venezuala edit

how did you let him say Venezuela does bad things with asking for a follow up!?

  • I thought about that, actually. There were a lot of follow-ups I didn't get a chance to ask. I only had half an hour, and I took 45 minutes (and received an annoyed e-mail from his PR manager). Unfortunately, time is limited so we can only ask so many questions. For instance, in response to the hate crimes legislation, he said, "A number of people believe strongly that it will [make it a hate crime to speak out against homosexuality in a church]." So...does that mean it actually will, or that people believe strongly it will when it really will not? Lots of things I wish I had time to follow-up. It's a tug-and-pull between follow-up and asking about other issues. It's difficult. --David Shankbone 23:23, 14 October 2007 (UTC)Reply[reply]

Pong edit

Ping DragonFire1024 (Talk to the Dragon) 23:26, 14 October 2007 (UTC)Reply[reply]

Nice! edit

Very interesting David - although sometimes I feel like I'd LOVE to hear the tone of his answers - especially towards the end. Thanks again for this work! Lyellin 02:06, 15 October 2007 (UTC)Reply[reply]

Audio wiki edit

Any interest in having the intro recorded? It's well written and could be a good segment for a radio podcast. .:*:*:DAVUMAYA:*:*:. 04:19, 15 October 2007 (UTC)Reply[reply]

Meh I went ahead and recorded it anyway. .:*:*:DAVUMAYA:*:*:. 06:11, 16 October 2007 (UTC)Reply[reply]

Category improvement edit

"Category:Audio Wikinews News Briefs" is not appropriate here, so it should be removed. Van der Hoorn (talk) 23:43, 25 March 2009 (UTC)Reply[reply]

  Done --Skenmy talk 20:45, 4 April 2009 (UTC)Reply[reply]

Edit request edit


Under the section "On the role of religion in the Presidential race", in the last answer, first sentence, is [[w|The Language of God: A Scientist Presents Evidence for Belief|The Language of God}}. It should be {{w|The Language of God: A Scientist Presents Evidence for Belief|The Language of God}}, using curved brackets. Shuipzv3 (talk) 09:55, 2 February 2012 (UTC)Reply[reply]

FA Candidate edit


This article is a featured article.
It is considered one of the best works of the Wikinews community.
See the archived discussion.
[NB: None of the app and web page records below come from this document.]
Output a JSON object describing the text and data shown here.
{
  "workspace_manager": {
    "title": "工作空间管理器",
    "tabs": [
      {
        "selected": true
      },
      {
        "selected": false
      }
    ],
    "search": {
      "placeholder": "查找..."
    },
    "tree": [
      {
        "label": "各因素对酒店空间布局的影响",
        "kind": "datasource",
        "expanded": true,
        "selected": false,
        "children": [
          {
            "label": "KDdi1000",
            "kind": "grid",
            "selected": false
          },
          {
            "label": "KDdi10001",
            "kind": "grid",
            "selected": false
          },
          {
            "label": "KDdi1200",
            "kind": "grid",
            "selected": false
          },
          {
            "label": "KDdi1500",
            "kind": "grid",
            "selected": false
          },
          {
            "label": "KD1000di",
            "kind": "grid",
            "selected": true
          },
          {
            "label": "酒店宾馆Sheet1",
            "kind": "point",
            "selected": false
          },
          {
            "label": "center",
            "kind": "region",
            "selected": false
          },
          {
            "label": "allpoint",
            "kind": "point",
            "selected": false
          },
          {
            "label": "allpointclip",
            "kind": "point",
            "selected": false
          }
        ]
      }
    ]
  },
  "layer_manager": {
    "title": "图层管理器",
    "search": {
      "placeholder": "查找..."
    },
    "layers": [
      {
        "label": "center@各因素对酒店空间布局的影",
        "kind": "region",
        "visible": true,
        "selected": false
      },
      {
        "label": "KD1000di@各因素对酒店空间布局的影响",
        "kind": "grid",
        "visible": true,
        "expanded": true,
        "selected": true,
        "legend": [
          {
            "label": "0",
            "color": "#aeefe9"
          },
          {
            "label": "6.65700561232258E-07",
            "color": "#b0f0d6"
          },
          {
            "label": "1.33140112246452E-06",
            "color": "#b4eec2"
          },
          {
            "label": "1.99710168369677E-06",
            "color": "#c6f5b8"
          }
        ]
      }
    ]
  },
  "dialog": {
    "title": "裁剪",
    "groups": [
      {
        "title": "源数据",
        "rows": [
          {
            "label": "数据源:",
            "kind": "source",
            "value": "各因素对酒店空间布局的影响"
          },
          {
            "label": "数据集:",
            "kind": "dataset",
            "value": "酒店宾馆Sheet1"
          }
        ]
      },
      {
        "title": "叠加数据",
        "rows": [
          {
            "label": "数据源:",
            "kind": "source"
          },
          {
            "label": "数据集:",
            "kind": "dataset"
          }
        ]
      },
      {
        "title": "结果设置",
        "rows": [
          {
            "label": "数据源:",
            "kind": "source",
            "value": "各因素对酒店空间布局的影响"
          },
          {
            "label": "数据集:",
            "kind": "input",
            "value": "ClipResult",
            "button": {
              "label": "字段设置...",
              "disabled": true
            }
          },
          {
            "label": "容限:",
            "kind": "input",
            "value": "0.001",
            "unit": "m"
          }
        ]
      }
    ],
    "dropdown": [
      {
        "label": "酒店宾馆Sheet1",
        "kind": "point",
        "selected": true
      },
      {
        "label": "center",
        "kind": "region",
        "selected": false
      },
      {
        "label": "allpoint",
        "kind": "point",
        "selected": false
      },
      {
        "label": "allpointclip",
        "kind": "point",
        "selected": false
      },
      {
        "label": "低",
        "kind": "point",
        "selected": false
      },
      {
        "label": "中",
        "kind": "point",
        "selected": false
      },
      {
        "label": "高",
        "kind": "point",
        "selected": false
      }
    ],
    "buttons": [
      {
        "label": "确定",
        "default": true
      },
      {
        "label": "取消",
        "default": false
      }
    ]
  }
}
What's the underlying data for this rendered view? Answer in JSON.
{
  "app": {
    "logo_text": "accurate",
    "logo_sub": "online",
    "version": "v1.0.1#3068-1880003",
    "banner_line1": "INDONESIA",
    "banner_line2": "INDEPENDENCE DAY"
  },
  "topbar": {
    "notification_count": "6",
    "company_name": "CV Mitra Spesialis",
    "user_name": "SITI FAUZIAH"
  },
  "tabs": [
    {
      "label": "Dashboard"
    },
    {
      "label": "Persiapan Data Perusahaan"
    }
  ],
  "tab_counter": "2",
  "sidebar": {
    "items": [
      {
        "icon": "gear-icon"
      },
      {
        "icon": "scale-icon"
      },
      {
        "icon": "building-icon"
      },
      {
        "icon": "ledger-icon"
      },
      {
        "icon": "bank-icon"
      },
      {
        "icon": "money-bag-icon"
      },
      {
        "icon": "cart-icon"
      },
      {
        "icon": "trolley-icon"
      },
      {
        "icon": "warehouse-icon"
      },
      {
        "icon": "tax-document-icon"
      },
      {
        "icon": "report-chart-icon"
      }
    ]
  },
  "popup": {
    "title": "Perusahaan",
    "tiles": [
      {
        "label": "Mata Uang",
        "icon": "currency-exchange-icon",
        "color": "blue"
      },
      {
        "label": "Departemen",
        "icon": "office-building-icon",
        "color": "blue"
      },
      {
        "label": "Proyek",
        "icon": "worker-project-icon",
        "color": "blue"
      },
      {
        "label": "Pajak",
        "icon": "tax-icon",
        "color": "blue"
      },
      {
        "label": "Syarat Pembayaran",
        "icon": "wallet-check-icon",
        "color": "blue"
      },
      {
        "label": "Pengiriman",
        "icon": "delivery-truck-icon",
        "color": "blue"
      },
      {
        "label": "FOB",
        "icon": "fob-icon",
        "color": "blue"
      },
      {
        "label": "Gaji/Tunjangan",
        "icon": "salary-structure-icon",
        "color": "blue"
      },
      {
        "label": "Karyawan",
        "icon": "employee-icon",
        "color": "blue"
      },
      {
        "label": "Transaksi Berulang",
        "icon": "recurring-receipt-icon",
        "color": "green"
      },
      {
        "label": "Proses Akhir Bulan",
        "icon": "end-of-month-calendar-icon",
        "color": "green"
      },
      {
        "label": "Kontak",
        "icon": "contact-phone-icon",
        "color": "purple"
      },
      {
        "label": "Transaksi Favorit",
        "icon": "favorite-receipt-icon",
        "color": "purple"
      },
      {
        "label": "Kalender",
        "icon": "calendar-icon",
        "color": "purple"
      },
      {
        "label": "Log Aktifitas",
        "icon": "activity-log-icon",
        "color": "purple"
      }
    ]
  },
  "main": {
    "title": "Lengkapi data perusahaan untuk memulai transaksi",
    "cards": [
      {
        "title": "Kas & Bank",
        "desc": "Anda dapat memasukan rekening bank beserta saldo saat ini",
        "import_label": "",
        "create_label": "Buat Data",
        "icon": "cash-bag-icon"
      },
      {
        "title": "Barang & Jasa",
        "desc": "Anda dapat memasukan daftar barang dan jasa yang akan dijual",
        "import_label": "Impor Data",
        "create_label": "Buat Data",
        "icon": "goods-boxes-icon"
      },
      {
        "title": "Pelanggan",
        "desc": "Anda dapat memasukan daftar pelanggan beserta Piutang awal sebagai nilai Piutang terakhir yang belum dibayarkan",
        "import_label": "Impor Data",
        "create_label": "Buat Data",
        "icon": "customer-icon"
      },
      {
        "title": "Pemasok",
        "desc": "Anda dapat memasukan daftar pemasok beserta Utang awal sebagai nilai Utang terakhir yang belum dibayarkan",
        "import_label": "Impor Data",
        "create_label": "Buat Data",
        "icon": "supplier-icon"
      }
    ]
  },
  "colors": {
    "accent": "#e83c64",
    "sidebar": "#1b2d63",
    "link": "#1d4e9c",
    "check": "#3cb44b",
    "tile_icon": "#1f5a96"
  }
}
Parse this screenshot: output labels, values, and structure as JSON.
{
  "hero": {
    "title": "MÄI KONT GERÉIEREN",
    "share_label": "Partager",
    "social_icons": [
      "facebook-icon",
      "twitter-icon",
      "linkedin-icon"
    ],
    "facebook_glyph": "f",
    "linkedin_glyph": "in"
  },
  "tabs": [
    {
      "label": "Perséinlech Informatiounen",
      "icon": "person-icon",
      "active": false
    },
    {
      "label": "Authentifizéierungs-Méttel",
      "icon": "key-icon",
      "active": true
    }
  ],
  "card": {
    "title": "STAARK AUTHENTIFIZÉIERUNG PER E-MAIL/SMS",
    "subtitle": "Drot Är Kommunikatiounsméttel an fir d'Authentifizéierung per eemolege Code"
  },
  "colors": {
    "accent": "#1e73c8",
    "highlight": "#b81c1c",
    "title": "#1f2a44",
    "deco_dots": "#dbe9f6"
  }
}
And, I think it is most-deserving. --Brian McNeil / talk 21:48, 9 September 2013 (UTC)Reply[reply]

Return to "Sam Brownback on running for President, gay rights, the Middle East and religion" page.